*RECORD SET*.
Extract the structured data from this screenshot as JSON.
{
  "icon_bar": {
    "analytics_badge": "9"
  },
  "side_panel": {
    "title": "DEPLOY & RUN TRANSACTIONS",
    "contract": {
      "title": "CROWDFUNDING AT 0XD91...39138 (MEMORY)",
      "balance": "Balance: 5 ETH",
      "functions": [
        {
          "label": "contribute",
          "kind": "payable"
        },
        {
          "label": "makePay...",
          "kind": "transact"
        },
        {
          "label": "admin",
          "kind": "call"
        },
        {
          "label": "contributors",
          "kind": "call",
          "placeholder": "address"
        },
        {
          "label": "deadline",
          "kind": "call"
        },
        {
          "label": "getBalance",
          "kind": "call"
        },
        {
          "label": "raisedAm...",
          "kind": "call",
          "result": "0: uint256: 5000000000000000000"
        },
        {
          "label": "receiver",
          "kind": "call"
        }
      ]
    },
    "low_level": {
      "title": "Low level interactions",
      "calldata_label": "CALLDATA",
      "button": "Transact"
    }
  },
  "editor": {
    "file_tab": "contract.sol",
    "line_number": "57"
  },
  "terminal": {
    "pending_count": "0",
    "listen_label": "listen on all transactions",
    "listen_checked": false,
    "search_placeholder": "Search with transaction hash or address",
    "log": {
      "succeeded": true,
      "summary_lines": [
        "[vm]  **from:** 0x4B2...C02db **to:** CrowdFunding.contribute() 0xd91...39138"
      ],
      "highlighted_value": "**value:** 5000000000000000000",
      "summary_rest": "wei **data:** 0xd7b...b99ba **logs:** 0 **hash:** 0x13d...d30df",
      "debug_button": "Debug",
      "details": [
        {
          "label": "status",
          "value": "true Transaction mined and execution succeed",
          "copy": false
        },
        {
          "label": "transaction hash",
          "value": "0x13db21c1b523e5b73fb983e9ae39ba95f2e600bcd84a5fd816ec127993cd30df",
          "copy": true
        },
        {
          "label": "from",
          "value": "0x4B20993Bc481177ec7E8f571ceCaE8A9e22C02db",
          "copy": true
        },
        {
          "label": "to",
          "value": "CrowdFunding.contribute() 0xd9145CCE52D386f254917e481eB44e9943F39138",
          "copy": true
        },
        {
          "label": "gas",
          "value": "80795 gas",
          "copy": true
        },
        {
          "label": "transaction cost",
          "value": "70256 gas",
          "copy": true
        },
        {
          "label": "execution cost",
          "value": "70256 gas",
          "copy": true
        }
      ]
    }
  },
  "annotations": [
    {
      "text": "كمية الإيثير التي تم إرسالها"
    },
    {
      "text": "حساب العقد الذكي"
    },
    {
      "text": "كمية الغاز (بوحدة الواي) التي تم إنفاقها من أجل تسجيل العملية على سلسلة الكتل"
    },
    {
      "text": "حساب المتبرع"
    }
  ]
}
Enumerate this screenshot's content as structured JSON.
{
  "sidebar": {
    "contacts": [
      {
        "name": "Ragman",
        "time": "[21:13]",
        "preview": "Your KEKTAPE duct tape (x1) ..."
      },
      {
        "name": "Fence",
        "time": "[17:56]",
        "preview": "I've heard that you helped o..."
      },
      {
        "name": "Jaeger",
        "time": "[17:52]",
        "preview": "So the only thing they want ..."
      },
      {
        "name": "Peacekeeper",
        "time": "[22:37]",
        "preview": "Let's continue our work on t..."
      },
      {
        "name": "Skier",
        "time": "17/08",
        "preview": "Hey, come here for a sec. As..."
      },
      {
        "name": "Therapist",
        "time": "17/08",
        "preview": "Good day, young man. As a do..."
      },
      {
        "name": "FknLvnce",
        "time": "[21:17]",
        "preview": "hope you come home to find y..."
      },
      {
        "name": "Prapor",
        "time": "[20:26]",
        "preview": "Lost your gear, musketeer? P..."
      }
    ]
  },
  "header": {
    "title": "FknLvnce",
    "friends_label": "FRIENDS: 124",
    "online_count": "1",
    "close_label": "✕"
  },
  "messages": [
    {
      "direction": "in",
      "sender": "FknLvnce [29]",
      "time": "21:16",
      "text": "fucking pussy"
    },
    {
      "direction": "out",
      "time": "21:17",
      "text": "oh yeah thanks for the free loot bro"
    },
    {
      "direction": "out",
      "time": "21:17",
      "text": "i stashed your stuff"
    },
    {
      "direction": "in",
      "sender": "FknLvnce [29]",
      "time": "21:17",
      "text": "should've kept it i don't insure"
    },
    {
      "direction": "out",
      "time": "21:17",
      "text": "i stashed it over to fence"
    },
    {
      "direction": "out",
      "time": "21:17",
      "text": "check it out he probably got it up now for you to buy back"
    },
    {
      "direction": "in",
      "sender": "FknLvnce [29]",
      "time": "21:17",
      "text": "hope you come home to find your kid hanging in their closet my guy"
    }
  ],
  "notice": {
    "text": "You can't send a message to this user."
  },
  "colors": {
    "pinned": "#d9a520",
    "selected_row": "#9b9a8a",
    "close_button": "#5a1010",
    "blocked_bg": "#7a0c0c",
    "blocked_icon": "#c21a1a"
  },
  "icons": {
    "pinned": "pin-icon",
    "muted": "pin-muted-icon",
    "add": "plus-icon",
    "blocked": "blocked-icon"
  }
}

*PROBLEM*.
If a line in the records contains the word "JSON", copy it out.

*REPLY*.
Extract the structured data from this screenshot as JSON.
Enumerate this screenshot's content as structured JSON.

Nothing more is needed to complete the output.